### DESCRIPTION OF THE TASK
Retype all of the records precisely.

(Dataset rows describing interfaces)
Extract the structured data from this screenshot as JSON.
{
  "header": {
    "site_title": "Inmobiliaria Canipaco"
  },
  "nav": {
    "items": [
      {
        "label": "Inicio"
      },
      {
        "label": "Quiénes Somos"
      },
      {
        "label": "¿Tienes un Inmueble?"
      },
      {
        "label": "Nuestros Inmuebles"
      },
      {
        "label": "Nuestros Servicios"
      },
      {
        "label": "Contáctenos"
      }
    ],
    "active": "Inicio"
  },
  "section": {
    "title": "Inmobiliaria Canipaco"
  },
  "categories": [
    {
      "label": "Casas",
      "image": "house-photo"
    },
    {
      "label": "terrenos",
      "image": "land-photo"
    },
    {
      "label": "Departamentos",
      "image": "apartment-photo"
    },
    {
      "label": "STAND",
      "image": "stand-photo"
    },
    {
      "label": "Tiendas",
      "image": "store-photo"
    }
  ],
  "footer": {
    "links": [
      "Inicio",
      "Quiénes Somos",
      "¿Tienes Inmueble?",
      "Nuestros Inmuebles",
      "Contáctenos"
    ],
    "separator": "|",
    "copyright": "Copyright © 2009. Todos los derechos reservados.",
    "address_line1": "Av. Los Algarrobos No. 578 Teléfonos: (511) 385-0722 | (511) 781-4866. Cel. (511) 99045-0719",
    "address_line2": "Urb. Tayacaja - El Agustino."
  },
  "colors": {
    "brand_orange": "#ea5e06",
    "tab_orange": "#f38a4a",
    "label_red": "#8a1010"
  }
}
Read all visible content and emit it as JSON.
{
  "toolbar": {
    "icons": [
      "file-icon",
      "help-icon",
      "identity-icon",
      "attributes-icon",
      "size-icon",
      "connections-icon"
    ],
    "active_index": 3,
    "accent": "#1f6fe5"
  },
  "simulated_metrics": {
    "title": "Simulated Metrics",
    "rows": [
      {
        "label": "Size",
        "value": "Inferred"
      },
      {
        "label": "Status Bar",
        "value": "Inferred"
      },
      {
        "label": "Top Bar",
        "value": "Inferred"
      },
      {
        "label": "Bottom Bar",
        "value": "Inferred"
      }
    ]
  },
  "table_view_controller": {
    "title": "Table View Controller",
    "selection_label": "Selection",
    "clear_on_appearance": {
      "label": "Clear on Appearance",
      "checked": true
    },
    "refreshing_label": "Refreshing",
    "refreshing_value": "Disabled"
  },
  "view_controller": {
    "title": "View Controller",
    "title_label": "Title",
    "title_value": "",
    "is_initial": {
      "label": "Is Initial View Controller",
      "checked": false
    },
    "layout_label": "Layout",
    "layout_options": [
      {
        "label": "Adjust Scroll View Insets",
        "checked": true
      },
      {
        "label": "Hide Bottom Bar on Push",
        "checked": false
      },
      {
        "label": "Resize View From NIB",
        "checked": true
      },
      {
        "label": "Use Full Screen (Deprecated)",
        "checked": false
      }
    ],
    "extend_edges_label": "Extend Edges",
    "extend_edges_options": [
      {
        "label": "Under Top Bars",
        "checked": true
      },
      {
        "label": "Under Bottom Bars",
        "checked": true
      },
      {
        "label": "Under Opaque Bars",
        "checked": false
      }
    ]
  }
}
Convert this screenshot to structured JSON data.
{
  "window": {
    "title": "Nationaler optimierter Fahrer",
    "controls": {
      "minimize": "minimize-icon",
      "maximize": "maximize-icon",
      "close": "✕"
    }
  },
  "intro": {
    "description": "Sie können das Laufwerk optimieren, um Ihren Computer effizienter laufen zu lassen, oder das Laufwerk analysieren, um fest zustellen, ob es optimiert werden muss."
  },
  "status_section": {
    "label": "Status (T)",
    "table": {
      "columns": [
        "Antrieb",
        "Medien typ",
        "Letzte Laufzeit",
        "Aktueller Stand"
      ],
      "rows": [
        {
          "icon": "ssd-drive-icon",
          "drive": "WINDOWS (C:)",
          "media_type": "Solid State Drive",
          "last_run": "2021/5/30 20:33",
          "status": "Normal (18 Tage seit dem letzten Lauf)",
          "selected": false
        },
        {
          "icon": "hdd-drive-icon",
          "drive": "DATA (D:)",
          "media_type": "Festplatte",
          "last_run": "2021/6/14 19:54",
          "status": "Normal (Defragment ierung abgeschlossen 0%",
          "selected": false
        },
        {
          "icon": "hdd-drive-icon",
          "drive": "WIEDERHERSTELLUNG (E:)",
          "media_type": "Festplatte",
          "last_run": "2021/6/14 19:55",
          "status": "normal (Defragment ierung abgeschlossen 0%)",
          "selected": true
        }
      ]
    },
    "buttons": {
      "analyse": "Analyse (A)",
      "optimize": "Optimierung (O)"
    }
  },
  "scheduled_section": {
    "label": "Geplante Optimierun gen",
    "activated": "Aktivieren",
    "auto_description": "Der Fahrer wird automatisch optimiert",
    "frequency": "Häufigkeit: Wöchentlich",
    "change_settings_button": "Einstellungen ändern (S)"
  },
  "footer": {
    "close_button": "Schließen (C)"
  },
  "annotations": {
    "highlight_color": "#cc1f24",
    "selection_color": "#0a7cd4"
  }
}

### RESPONSE TO THE TASK
Extract the structured data from this screenshot as JSON.
{
  "header": {
    "site_title": "Inmobiliaria Canipaco"
  },
  "nav": {
    "items": [
      {
        "label": "Inicio"
      },
      {
        "label": "Quiénes Somos"
      },
      {
        "label": "¿Tienes un Inmueble?"
      },
      {
        "label": "Nuestros Inmuebles"
      },
      {
        "label": "Nuestros Servicios"
      },
      {
        "label": "Contáctenos"
      }
    ],
    "active": "Inicio"
  },
  "section": {
    "title": "Inmobiliaria Canipaco"
  },
  "categories": [
    {
      "label": "Casas",
      "image": "house-photo"
    },
    {
      "label": "terrenos",
      "image": "land-photo"
    },
    {
      "label": "Departamentos",
      "image": "apartment-photo"
    },
    {
      "label": "STAND",
      "image": "stand-photo"
    },
    {
      "label": "Tiendas",
      "image": "store-photo"
    }
  ],
  "footer": {
    "links": [
      "Inicio",
      "Quiénes Somos",
      "¿Tienes Inmueble?",
      "Nuestros Inmuebles",
      "Contáctenos"
    ],
    "separator": "|",
    "copyright": "Copyright © 2009. Todos los derechos reservados.",
    "address_line1": "Av. Los Algarrobos No. 578 Teléfonos: (511) 385-0722 | (511) 781-4866. Cel. (511) 99045-0719",
    "address_line2": "Urb. Tayacaja - El Agustino."
  },
  "colors": {
    "brand_orange": "#ea5e06",
    "tab_orange": "#f38a4a",
    "label_red": "#8a1010"
  }
}
Read all visible content and emit it as JSON.
{
  "toolbar": {
    "icons": [
      "file-icon",
      "help-icon",
      "identity-icon",
      "attributes-icon",
      "size-icon",
      "connections-icon"
    ],
    "active_index": 3,
    "accent": "#1f6fe5"
  },
  "simulated_metrics": {
    "title": "Simulated Metrics",
    "rows": [
      {
        "label": "Size",
        "value": "Inferred"
      },
      {
        "label": "Status Bar",
        "value": "Inferred"
      },
      {
        "label": "Top Bar",
        "value": "Inferred"
      },
      {
        "label": "Bottom Bar",
        "value": "Inferred"
      }
    ]
  },
  "table_view_controller": {
    "title": "Table View Controller",
    "selection_label": "Selection",
    "clear_on_appearance": {
      "label": "Clear on Appearance",
      "checked": true
    },
    "refreshing_label": "Refreshing",
    "refreshing_value": "Disabled"
  },
  "view_controller": {
    "title": "View Controller",
    "title_label": "Title",
    "title_value": "",
    "is_initial": {
      "label": "Is Initial View Controller",
      "checked": false
    },
    "layout_label": "Layout",
    "layout_options": [
      {
        "label": "Adjust Scroll View Insets",
        "checked": true
      },
      {
        "label": "Hide Bottom Bar on Push",
        "checked": false
      },
      {
        "label": "Resize View From NIB",
        "checked": true
      },
      {
        "label": "Use Full Screen (Deprecated)",
        "checked": false
      }
    ],
    "extend_edges_label": "Extend Edges",
    "extend_edges_options": [
      {
        "label": "Under Top Bars",
        "checked": true
      },
      {
        "label": "Under Bottom Bars",
        "checked": true
      },
      {
        "label": "Under Opaque Bars",
        "checked": false
      }
    ]
  }
}
Convert this screenshot to structured JSON data.
{
  "window": {
    "title": "Nationaler optimierter Fahrer",
    "controls": {
      "minimize": "minimize-icon",
      "maximize": "maximize-icon",
      "close": "✕"
    }
  },
  "intro": {
    "description": "Sie können das Laufwerk optimieren, um Ihren Computer effizienter laufen zu lassen, oder das Laufwerk analysieren, um fest zustellen, ob es optimiert werden muss."
  },
  "status_section": {
    "label": "Status (T)",
    "table": {
      "columns": [
        "Antrieb",
        "Medien typ",
        "Letzte Laufzeit",
        "Aktueller Stand"
      ],
      "rows": [
        {
          "icon": "ssd-drive-icon",
          "drive": "WINDOWS (C:)",
          "media_type": "Solid State Drive",
          "last_run": "2021/5/30 20:33",
          "status": "Normal (18 Tage seit dem letzten Lauf)",
          "selected": false
        },
        {
          "icon": "hdd-drive-icon",
          "drive": "DATA (D:)",
          "media_type": "Festplatte",
          "last_run": "2021/6/14 19:54",
          "status": "Normal (Defragment ierung abgeschlossen 0%",
          "selected": false
        },
        {
          "icon": "hdd-drive-icon",
          "drive": "WIEDERHERSTELLUNG (E:)",
          "media_type": "Festplatte",
          "last_run": "2021/6/14 19:55",
          "status": "normal (Defragment ierung abgeschlossen 0%)",
          "selected": true
        }
      ]
    },
    "buttons": {
      "analyse": "Analyse (A)",
      "optimize": "Optimierung (O)"
    }
  },
  "scheduled_section": {
    "label": "Geplante Optimierun gen",
    "activated": "Aktivieren",
    "auto_description": "Der Fahrer wird automatisch optimiert",
    "frequency": "Häufigkeit: Wöchentlich",
    "change_settings_button": "Einstellungen ändern (S)"
  },
  "footer": {
    "close_button": "Schließen (C)"
  },
  "annotations": {
    "highlight_color": "#cc1f24",
    "selection_color": "#0a7cd4"
  }
}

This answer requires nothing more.